BRIEF: Some lines in the records below may hold the word "warning"; give the number of those lines and nothing else.

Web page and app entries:
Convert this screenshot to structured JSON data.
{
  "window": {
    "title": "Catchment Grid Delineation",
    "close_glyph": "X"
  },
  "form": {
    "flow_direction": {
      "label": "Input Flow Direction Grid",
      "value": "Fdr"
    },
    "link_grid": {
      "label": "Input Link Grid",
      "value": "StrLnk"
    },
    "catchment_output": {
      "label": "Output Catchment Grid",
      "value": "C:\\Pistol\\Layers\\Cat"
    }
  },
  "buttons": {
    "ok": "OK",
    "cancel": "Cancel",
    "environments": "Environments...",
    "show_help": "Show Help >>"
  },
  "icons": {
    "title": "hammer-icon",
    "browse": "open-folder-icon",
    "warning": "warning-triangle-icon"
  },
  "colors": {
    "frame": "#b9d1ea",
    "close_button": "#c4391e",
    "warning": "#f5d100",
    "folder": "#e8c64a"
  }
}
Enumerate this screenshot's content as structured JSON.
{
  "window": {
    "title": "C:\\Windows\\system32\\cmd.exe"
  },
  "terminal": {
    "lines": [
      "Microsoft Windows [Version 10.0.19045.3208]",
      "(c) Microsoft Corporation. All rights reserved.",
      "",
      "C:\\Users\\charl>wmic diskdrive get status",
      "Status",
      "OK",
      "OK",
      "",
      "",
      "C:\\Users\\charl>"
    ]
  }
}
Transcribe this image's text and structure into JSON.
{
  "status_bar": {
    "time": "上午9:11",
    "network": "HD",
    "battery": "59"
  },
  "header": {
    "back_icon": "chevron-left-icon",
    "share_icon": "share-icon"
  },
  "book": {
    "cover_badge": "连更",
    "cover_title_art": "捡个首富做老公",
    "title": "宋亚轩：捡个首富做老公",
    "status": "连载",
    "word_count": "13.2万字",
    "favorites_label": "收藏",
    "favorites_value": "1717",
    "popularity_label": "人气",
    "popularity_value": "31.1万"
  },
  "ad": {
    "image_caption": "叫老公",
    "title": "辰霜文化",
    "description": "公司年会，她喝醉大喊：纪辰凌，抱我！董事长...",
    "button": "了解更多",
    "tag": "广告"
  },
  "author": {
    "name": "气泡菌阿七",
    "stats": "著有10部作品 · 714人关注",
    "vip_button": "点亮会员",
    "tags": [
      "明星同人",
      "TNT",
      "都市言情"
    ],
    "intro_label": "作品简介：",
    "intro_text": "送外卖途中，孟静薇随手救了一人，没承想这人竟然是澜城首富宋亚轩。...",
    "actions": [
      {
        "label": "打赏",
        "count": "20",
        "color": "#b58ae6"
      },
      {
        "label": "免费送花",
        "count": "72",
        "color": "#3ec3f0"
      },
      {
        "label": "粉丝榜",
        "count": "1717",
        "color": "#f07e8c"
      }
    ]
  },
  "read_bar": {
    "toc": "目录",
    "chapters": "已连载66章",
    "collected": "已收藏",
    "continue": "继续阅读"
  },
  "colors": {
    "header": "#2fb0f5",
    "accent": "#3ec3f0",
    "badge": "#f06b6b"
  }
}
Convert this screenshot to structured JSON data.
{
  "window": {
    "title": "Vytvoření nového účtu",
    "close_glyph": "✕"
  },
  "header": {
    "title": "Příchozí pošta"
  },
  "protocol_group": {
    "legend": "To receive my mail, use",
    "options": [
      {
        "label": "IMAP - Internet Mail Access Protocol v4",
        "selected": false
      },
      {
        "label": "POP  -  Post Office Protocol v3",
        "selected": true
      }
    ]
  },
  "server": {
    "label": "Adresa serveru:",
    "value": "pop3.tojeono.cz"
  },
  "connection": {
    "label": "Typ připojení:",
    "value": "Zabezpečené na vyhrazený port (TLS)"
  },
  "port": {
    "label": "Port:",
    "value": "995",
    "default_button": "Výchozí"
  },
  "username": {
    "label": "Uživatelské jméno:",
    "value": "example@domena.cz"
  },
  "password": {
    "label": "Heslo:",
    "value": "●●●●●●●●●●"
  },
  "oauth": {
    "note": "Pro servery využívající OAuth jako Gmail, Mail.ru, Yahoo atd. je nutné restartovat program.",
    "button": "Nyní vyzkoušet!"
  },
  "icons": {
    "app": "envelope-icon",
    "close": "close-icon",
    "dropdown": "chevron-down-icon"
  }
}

RESPONSE TO THE TASK: 2